═════ Entries provided ═════
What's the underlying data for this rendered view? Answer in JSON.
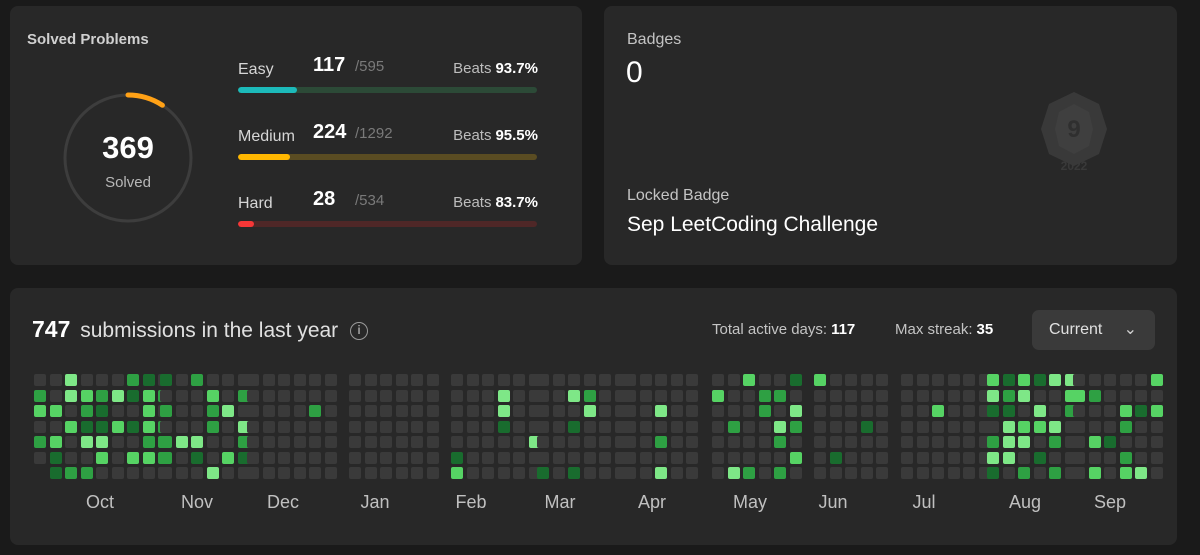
{
  "solved": {
    "title": "Solved Problems",
    "count": "369",
    "count_label": "Solved",
    "ring_fraction": 0.0919,
    "ring_color": "#ffa116",
    "difficulties": [
      {
        "name": "Easy",
        "solved": "117",
        "total": "/595",
        "beats_label": "Beats",
        "beats": "93.7%",
        "fraction": 0.197,
        "color": "#1cbaba",
        "track": "#2c4a37"
      },
      {
        "name": "Medium",
        "solved": "224",
        "total": "/1292",
        "beats_label": "Beats",
        "beats": "95.5%",
        "fraction": 0.173,
        "color": "#ffb700",
        "track": "#5a4c22"
      },
      {
        "name": "Hard",
        "solved": "28",
        "total": "/534",
        "beats_label": "Beats",
        "beats": "83.7%",
        "fraction": 0.052,
        "color": "#f63737",
        "track": "#4f2727"
      }
    ]
  },
  "badges": {
    "label": "Badges",
    "count": "0",
    "locked_label": "Locked Badge",
    "locked_name": "Sep LeetCoding Challenge",
    "ghost_icon": "badge-icon",
    "ghost_number": "9",
    "ghost_year": "2022"
  },
  "submissions": {
    "count": "747",
    "text": "submissions in the last year",
    "info_icon": "info-icon",
    "active_days_label": "Total active days:",
    "active_days": "117",
    "max_streak_label": "Max streak:",
    "max_streak": "35",
    "dropdown_selected": "Current",
    "months": [
      "Oct",
      "Nov",
      "Dec",
      "Jan",
      "Feb",
      "Mar",
      "Apr",
      "May",
      "Jun",
      "Jul",
      "Aug",
      "Sep"
    ],
    "colors": {
      "empty": "#3a3a3a",
      "l1": "#196c2e",
      "l2": "#2ea043",
      "l3": "#56d364",
      "l4": "#7ee787"
    }
  }
}
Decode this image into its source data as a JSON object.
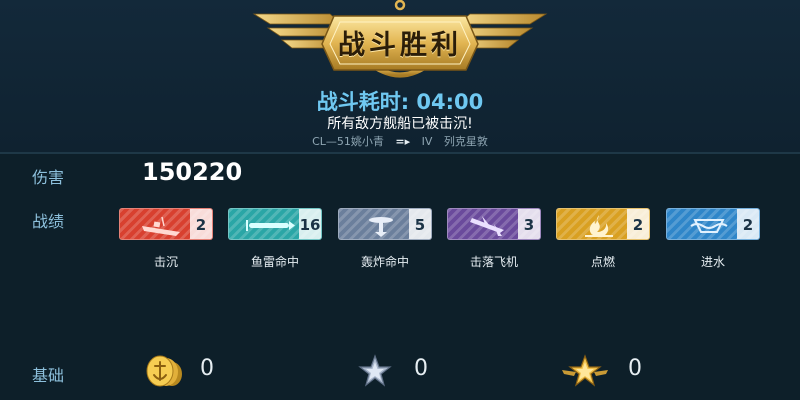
{
  "header": {
    "title": "战斗胜利",
    "duration_label": "战斗耗时: 04:00",
    "result_text": "所有敌方舰船已被击沉!",
    "ship_name": "CL—51姚小青",
    "ship_tier": "IV",
    "ship_next": "列克星敦"
  },
  "damage": {
    "label": "伤害",
    "value": "150220"
  },
  "record": {
    "label": "战绩",
    "items": [
      {
        "name": "击沉",
        "count": "2",
        "color": "#d8402f",
        "icon": "ship-sink-icon"
      },
      {
        "name": "鱼雷命中",
        "count": "16",
        "color": "#2aa6a6",
        "icon": "torpedo-icon"
      },
      {
        "name": "轰炸命中",
        "count": "5",
        "color": "#6b7f9c",
        "icon": "bomb-icon"
      },
      {
        "name": "击落飞机",
        "count": "3",
        "color": "#6a4a9c",
        "icon": "plane-down-icon"
      },
      {
        "name": "点燃",
        "count": "2",
        "color": "#d9a021",
        "icon": "fire-icon"
      },
      {
        "name": "进水",
        "count": "2",
        "color": "#2f86c9",
        "icon": "flood-icon"
      }
    ]
  },
  "basic": {
    "label": "基础",
    "items": [
      {
        "icon": "gold-coin-icon",
        "value": "0"
      },
      {
        "icon": "silver-star-icon",
        "value": "0"
      },
      {
        "icon": "gold-winged-star-icon",
        "value": "0"
      }
    ]
  }
}
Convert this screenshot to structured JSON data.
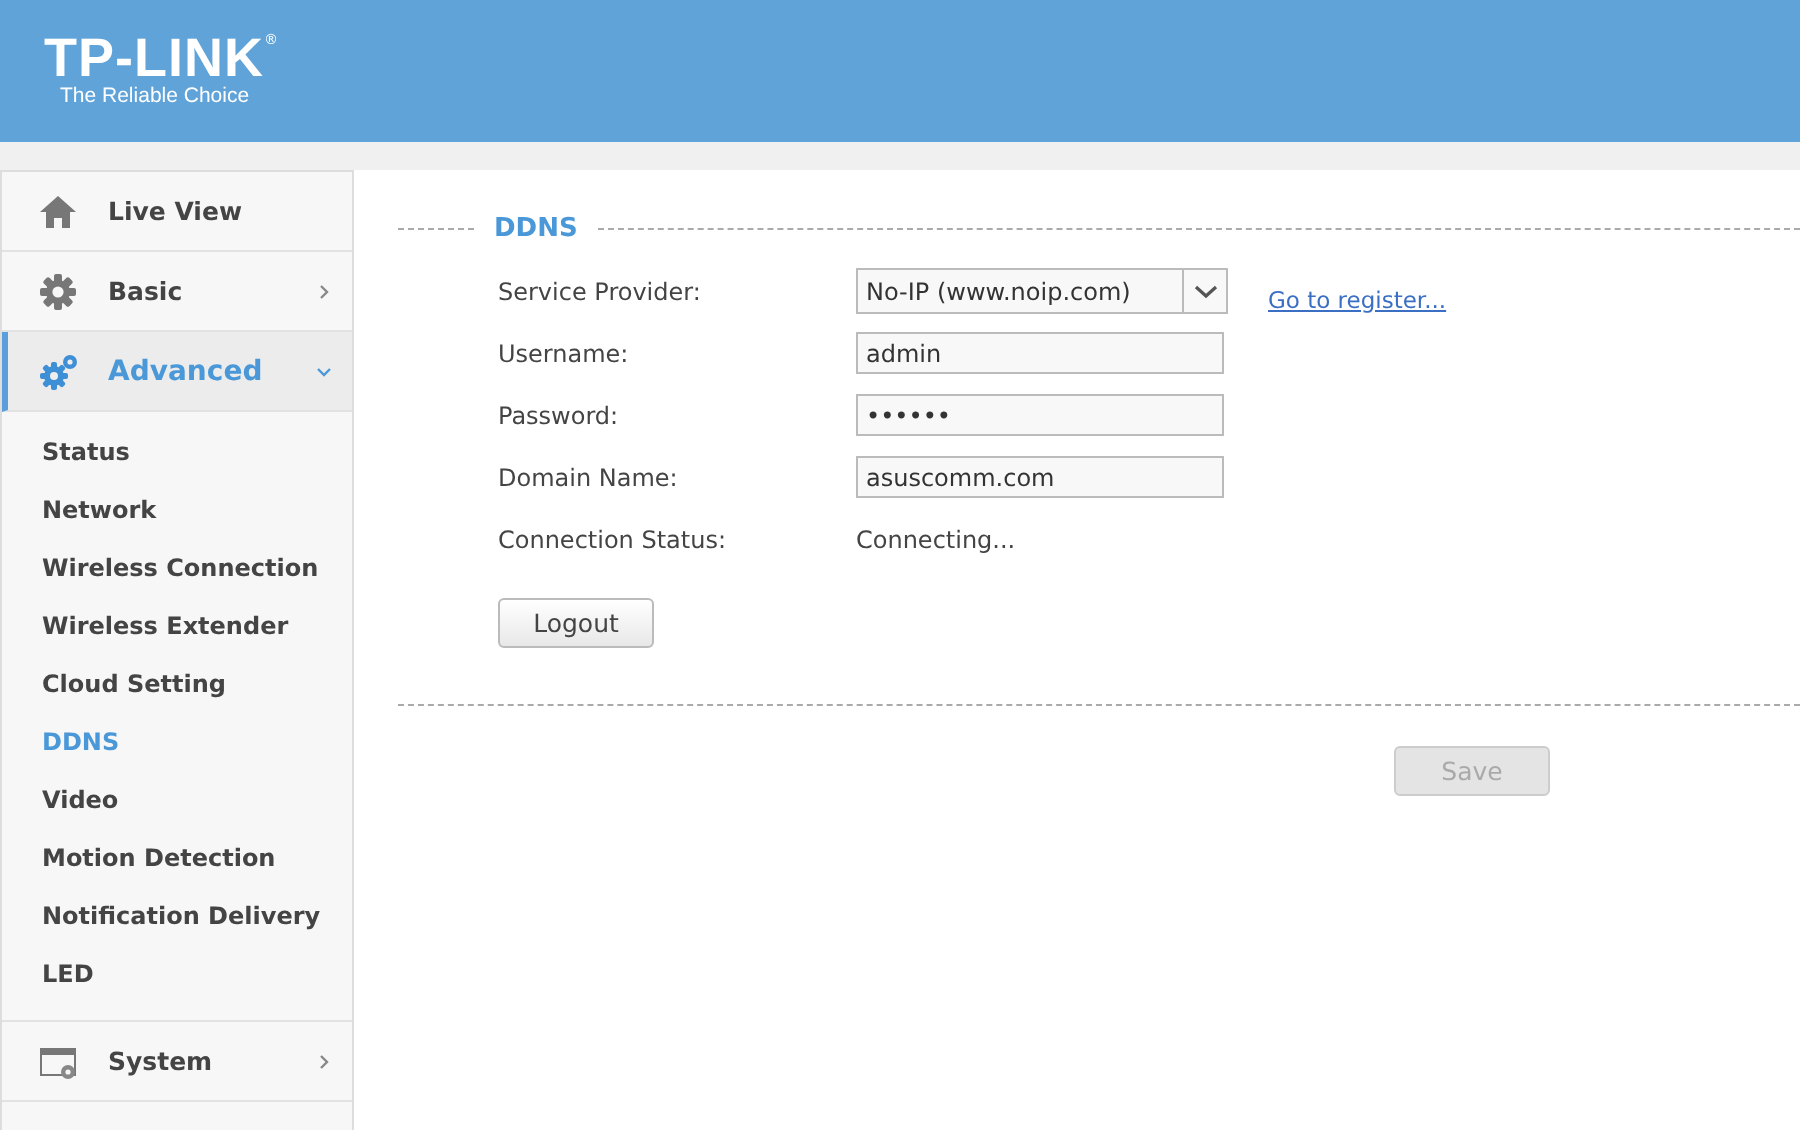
{
  "header": {
    "logo": "TP-LINK",
    "trademark": "®",
    "tagline": "The Reliable Choice"
  },
  "sidebar": {
    "items": [
      {
        "label": "Live View",
        "kind": "link",
        "selected": false
      },
      {
        "label": "Basic",
        "kind": "group",
        "selected": false,
        "expanded": false
      },
      {
        "label": "Advanced",
        "kind": "group",
        "selected": true,
        "expanded": true,
        "children": [
          {
            "label": "Status",
            "selected": false
          },
          {
            "label": "Network",
            "selected": false
          },
          {
            "label": "Wireless Connection",
            "selected": false
          },
          {
            "label": "Wireless Extender",
            "selected": false
          },
          {
            "label": "Cloud Setting",
            "selected": false
          },
          {
            "label": "DDNS",
            "selected": true
          },
          {
            "label": "Video",
            "selected": false
          },
          {
            "label": "Motion Detection",
            "selected": false
          },
          {
            "label": "Notification Delivery",
            "selected": false
          },
          {
            "label": "LED",
            "selected": false
          }
        ]
      },
      {
        "label": "System",
        "kind": "group",
        "selected": false,
        "expanded": false
      }
    ]
  },
  "section": {
    "title": "DDNS",
    "fields": [
      {
        "label": "Service Provider:",
        "kind": "select",
        "value": "No-IP (www.noip.com)",
        "link": "Go to register..."
      },
      {
        "label": "Username:",
        "kind": "text",
        "value": "admin"
      },
      {
        "label": "Password:",
        "kind": "text",
        "value": "••••••"
      },
      {
        "label": "Domain Name:",
        "kind": "text",
        "value": "asuscomm.com"
      },
      {
        "label": "Connection Status:",
        "kind": "status",
        "value": "Connecting..."
      }
    ],
    "action": {
      "label": "Logout",
      "disabled": false
    }
  },
  "save": {
    "label": "Save",
    "disabled": true
  }
}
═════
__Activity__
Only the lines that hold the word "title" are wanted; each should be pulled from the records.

__Completed task__
    "title": "Solved Problems",
    "title": "战斗胜利",
    "title": "DDNS",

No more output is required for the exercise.